Wednesday, 13 March 2013
Living Modified Organisms
A Living Modified Organism (LMO) is defined in the Cartagena Protocol on Biosafety as any living organism that possesses a novel combination of genetic material obtained through the use of modern biotechnology.
Common "LMOs" include agricultural crops that have been genetically modified for greater productivity or for resistance to pests or diseases. Examples of modified crops include tomatoes, cassava, corn, cotton and soybeans.
Modern biotechnology means the application of: In vitro nucleic acid techniques, including recombinant deoxyribonucleic acid (DNA) and direct injection of nucleic acid into cells or organelles, or the fusion of cells beyond the taxonomic family, that overcome natural physiological reproductive or recombination barriers and that are not techniques used in traditional breeding and selection.
Are LMOs the Alchemy of the Future?
Humankind will be faced with numerous inevitable problems in the future, such as a huge increase in the world’s population, a decrease in farmland, a limitation to food supply, and environmental pollution.
LMOs that use biotechnology have emerged as an alternative to solve such problems.
Crops that are resistant to harmful insects can help solve food shortage by minimizing the cost and space required to cultivate them.
Some bacteria or plants (such as poplar and reeds) can remove pollutants in an eco-friendly way
Bio-fuel that is produced from plants is considered as a substitute for fossil fuels that cause global warming
Genetically modified animals and plants are used in the production of medications for incurable diseases
Are LMOs Safe?
Despite the many merits of LMOs, concerns have been raised over the risks of LMOs. They include whether the genes artificially inserted in LMOs may have bad effects on other species, or whether native biological species may be overwhelmed by LMOs, resulting in LMOs contaminating the entire ecosystem.
Against this backdrop, the international community concluded the Cartagena Protocol on Biosafety as an annex to the Convention on Biological Diversity in January 2000, recognizing the necessity of ensuring the safety of LMOs and preventing potential risks in advance.
In March 2001, the Korean government legislated the International Transfer of Living Modified Organisms Law (LMO Law), which effectuated the LMO Product Indication System, a protocol for indicating genetically modified agricultural products’ and the ‘standards of genetic recombination food’. Also, the government enforced the Cartagena Protocol on Biosafety and the LMO law on January 1, 2008.
In addition, government agencies such as the Ministry of Health and Welfare, the Ministry of Agriculture and Forestry, the Ministry of Environment and the Ministry of Land, Transport and Maritime Affairs apply strict standards when examining LMOs to determine their risks to human health and the cultivating environment, and their effects on the ecosystem and marine ecosystem, and notifies the public of the examination process and results.

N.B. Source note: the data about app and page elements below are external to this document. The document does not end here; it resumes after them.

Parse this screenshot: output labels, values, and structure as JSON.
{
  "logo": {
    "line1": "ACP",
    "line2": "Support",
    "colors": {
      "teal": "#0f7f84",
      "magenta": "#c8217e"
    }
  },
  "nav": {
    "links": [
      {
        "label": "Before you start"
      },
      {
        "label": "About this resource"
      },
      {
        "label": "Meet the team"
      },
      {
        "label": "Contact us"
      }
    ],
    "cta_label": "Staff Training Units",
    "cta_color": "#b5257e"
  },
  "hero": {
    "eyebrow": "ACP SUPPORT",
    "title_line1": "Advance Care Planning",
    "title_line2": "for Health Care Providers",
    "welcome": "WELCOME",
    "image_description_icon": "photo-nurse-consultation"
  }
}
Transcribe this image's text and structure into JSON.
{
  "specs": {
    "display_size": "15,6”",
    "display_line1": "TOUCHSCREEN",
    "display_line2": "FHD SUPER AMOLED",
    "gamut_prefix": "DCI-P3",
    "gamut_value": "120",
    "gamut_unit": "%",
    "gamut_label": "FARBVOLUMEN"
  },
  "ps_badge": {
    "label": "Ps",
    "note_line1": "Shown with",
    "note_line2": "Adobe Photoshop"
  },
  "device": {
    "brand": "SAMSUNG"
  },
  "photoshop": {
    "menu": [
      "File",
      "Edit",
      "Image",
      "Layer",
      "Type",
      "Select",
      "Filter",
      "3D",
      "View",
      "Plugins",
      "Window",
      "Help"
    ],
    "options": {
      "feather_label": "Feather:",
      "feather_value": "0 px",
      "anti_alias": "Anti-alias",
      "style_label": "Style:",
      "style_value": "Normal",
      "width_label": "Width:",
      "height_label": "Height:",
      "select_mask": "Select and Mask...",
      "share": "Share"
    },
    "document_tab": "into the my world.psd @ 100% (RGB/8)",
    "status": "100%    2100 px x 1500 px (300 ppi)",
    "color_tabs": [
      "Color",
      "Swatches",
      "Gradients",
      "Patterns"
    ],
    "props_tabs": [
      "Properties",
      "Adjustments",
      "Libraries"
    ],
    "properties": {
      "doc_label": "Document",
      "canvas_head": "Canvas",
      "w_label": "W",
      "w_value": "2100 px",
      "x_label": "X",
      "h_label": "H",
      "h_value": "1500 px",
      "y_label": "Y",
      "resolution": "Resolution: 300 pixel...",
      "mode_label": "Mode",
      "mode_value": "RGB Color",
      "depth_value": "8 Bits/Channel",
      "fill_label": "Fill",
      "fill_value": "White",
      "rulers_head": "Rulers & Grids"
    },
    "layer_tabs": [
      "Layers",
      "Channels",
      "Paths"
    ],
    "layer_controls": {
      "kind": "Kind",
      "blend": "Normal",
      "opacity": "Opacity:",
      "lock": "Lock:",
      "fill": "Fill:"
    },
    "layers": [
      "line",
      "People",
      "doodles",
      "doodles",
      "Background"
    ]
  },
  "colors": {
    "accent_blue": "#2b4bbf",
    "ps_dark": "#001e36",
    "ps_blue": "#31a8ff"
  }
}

In particular, the Ministry of Environment has been striving to protect the domestic ecosystem from the potential risks of LMOs by conducting an examination and discussion on the effects of LMOs used for environmental purification (genetically modified bacteria with an enhanced capacity for oil degradation and genetically modified plants for heavy metal filtering) as well as the effects that all LMOs may have on the ecosystem.